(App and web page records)
------------------------------------------------
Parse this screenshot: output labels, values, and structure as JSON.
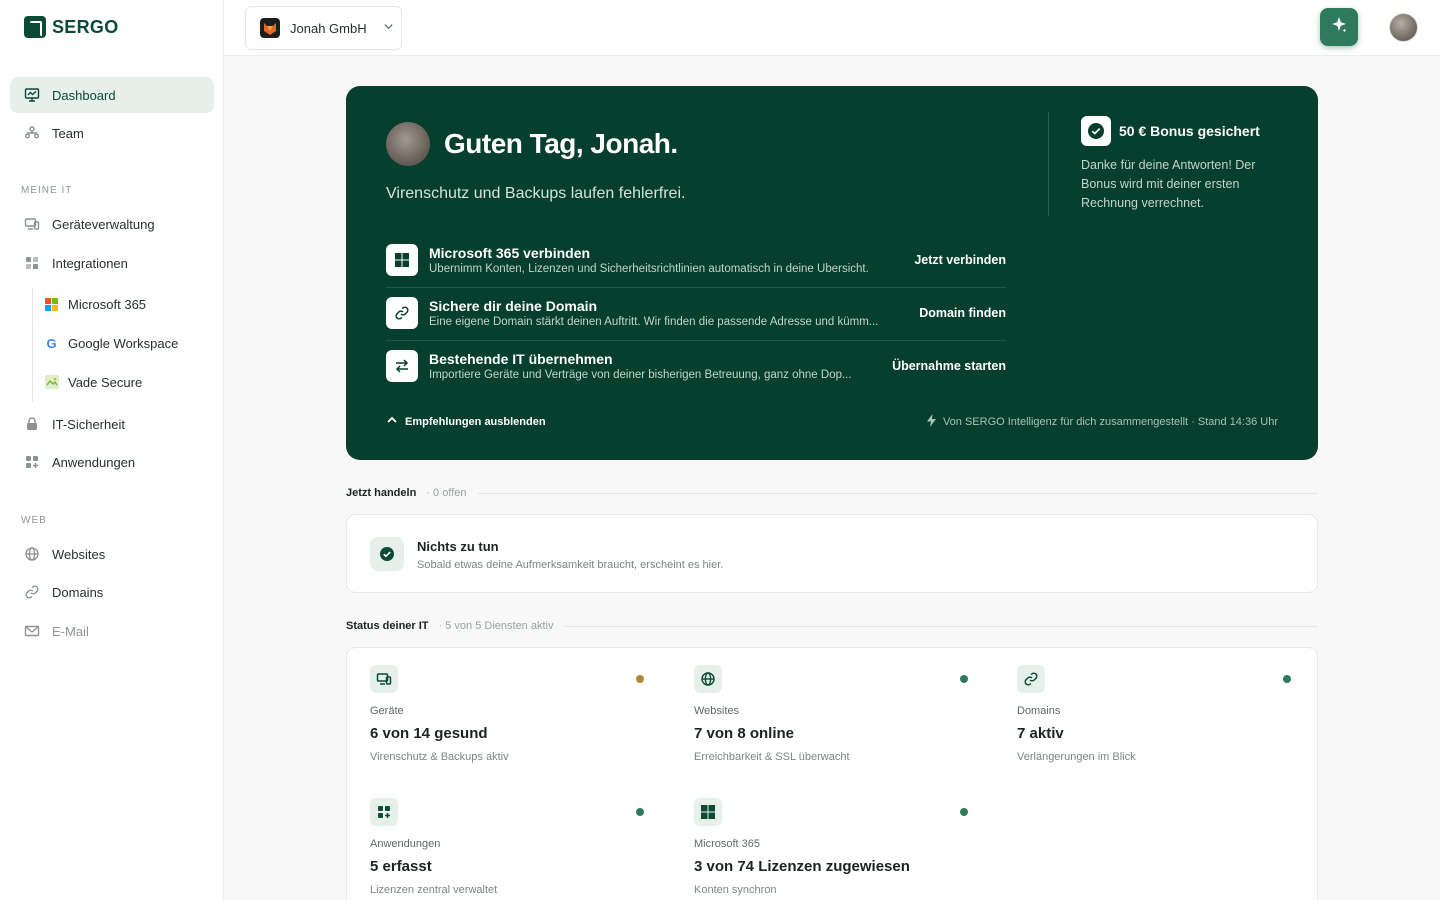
{
  "brand": {
    "name": "SERGO",
    "color": "#0b4a35"
  },
  "sidebar": {
    "top_items": [
      {
        "label": "Dashboard",
        "icon": "monitor-chart-icon",
        "active": true
      },
      {
        "label": "Team",
        "icon": "team-icon",
        "active": false
      }
    ],
    "section_meine_it": "MEINE IT",
    "meine_it_items": [
      {
        "label": "Geräteverwaltung",
        "icon": "devices-icon"
      },
      {
        "label": "Integrationen",
        "icon": "puzzle-icon"
      }
    ],
    "integration_items": [
      {
        "label": "Microsoft 365",
        "icon": "microsoft-logo-icon"
      },
      {
        "label": "Google Workspace",
        "icon": "google-logo-icon"
      },
      {
        "label": "Vade Secure",
        "icon": "vade-logo-icon"
      }
    ],
    "security_items": [
      {
        "label": "IT-Sicherheit",
        "icon": "lock-icon"
      },
      {
        "label": "Anwendungen",
        "icon": "apps-icon"
      }
    ],
    "section_web": "WEB",
    "web_items": [
      {
        "label": "Websites",
        "icon": "globe-icon"
      },
      {
        "label": "Domains",
        "icon": "link-icon"
      },
      {
        "label": "E-Mail",
        "icon": "mail-icon"
      }
    ]
  },
  "topbar": {
    "org_name": "Jonah GmbH",
    "ai_button_icon": "sparkle-icon",
    "user_avatar": "avatar"
  },
  "hero": {
    "greeting": "Guten Tag, Jonah.",
    "subtitle": "Virenschutz und Backups laufen fehlerfrei.",
    "recommendations": [
      {
        "title": "Microsoft 365 verbinden",
        "description": "Übernimm Konten, Lizenzen und Sicherheitsrichtlinien automatisch in deine Übersicht.",
        "action": "Jetzt verbinden",
        "icon": "windows-grid-icon"
      },
      {
        "title": "Sichere dir deine Domain",
        "description": "Eine eigene Domain stärkt deinen Auftritt. Wir finden die passende Adresse und kümm...",
        "action": "Domain finden",
        "icon": "link-icon"
      },
      {
        "title": "Bestehende IT übernehmen",
        "description": "Importiere Geräte und Verträge von deiner bisherigen Betreuung, ganz ohne Dop...",
        "action": "Übernahme starten",
        "icon": "transfer-arrows-icon"
      }
    ],
    "hide_label": "Empfehlungen ausblenden",
    "footer_note": "Von SERGO Intelligenz für dich zusammengestellt · Stand 14:36 Uhr",
    "bonus_title": "50 € Bonus gesichert",
    "bonus_text": "Danke für deine Antworten! Der Bonus wird mit deiner ersten Rechnung verrechnet."
  },
  "jetzt_handeln": {
    "title": "Jetzt handeln",
    "meta": "· 0 offen",
    "empty_title": "Nichts zu tun",
    "empty_desc": "Sobald etwas deine Aufmerksamkeit braucht, erscheint es hier."
  },
  "status": {
    "title": "Status deiner IT",
    "meta": "· 5 von 5 Diensten aktiv",
    "tiles": [
      {
        "label": "Geräte",
        "value": "6 von 14 gesund",
        "desc": "Virenschutz & Backups aktiv",
        "icon": "devices-icon",
        "dot_color": "#b0873a"
      },
      {
        "label": "Websites",
        "value": "7 von 8 online",
        "desc": "Erreichbarkeit & SSL überwacht",
        "icon": "globe-icon",
        "dot_color": "#2f7a5c"
      },
      {
        "label": "Domains",
        "value": "7 aktiv",
        "desc": "Verlängerungen im Blick",
        "icon": "link-icon",
        "dot_color": "#2f7a5c"
      },
      {
        "label": "Anwendungen",
        "value": "5 erfasst",
        "desc": "Lizenzen zentral verwaltet",
        "icon": "apps-icon",
        "dot_color": "#2f7a5c"
      },
      {
        "label": "Microsoft 365",
        "value": "3 von 74 Lizenzen zugewiesen",
        "desc": "Konten synchron",
        "icon": "windows-grid-icon",
        "dot_color": "#2f7a5c"
      }
    ]
  }
}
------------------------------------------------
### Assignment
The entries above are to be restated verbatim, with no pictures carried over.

### Result below
Parse this screenshot: output labels, values, and structure as JSON.
{
  "brand": {
    "name": "SERGO",
    "color": "#0b4a35"
  },
  "sidebar": {
    "top_items": [
      {
        "label": "Dashboard",
        "icon": "monitor-chart-icon",
        "active": true
      },
      {
        "label": "Team",
        "icon": "team-icon",
        "active": false
      }
    ],
    "section_meine_it": "MEINE IT",
    "meine_it_items": [
      {
        "label": "Geräteverwaltung",
        "icon": "devices-icon"
      },
      {
        "label": "Integrationen",
        "icon": "puzzle-icon"
      }
    ],
    "integration_items": [
      {
        "label": "Microsoft 365",
        "icon": "microsoft-logo-icon"
      },
      {
        "label": "Google Workspace",
        "icon": "google-logo-icon"
      },
      {
        "label": "Vade Secure",
        "icon": "vade-logo-icon"
      }
    ],
    "security_items": [
      {
        "label": "IT-Sicherheit",
        "icon": "lock-icon"
      },
      {
        "label": "Anwendungen",
        "icon": "apps-icon"
      }
    ],
    "section_web": "WEB",
    "web_items": [
      {
        "label": "Websites",
        "icon": "globe-icon"
      },
      {
        "label": "Domains",
        "icon": "link-icon"
      },
      {
        "label": "E-Mail",
        "icon": "mail-icon"
      }
    ]
  },
  "topbar": {
    "org_name": "Jonah GmbH",
    "ai_button_icon": "sparkle-icon",
    "user_avatar": "avatar"
  },
  "hero": {
    "greeting": "Guten Tag, Jonah.",
    "subtitle": "Virenschutz und Backups laufen fehlerfrei.",
    "recommendations": [
      {
        "title": "Microsoft 365 verbinden",
        "description": "Übernimm Konten, Lizenzen und Sicherheitsrichtlinien automatisch in deine Übersicht.",
        "action": "Jetzt verbinden",
        "icon": "windows-grid-icon"
      },
      {
        "title": "Sichere dir deine Domain",
        "description": "Eine eigene Domain stärkt deinen Auftritt. Wir finden die passende Adresse und kümm...",
        "action": "Domain finden",
        "icon": "link-icon"
      },
      {
        "title": "Bestehende IT übernehmen",
        "description": "Importiere Geräte und Verträge von deiner bisherigen Betreuung, ganz ohne Dop...",
        "action": "Übernahme starten",
        "icon": "transfer-arrows-icon"
      }
    ],
    "hide_label": "Empfehlungen ausblenden",
    "footer_note": "Von SERGO Intelligenz für dich zusammengestellt · Stand 14:36 Uhr",
    "bonus_title": "50 € Bonus gesichert",
    "bonus_text": "Danke für deine Antworten! Der Bonus wird mit deiner ersten Rechnung verrechnet."
  },
  "jetzt_handeln": {
    "title": "Jetzt handeln",
    "meta": "· 0 offen",
    "empty_title": "Nichts zu tun",
    "empty_desc": "Sobald etwas deine Aufmerksamkeit braucht, erscheint es hier."
  },
  "status": {
    "title": "Status deiner IT",
    "meta": "· 5 von 5 Diensten aktiv",
    "tiles": [
      {
        "label": "Geräte",
        "value": "6 von 14 gesund",
        "desc": "Virenschutz & Backups aktiv",
        "icon": "devices-icon",
        "dot_color": "#b0873a"
      },
      {
        "label": "Websites",
        "value": "7 von 8 online",
        "desc": "Erreichbarkeit & SSL überwacht",
        "icon": "globe-icon",
        "dot_color": "#2f7a5c"
      },
      {
        "label": "Domains",
        "value": "7 aktiv",
        "desc": "Verlängerungen im Blick",
        "icon": "link-icon",
        "dot_color": "#2f7a5c"
      },
      {
        "label": "Anwendungen",
        "value": "5 erfasst",
        "desc": "Lizenzen zentral verwaltet",
        "icon": "apps-icon",
        "dot_color": "#2f7a5c"
      },
      {
        "label": "Microsoft 365",
        "value": "3 von 74 Lizenzen zugewiesen",
        "desc": "Konten synchron",
        "icon": "windows-grid-icon",
        "dot_color": "#2f7a5c"
      }
    ]
  }
}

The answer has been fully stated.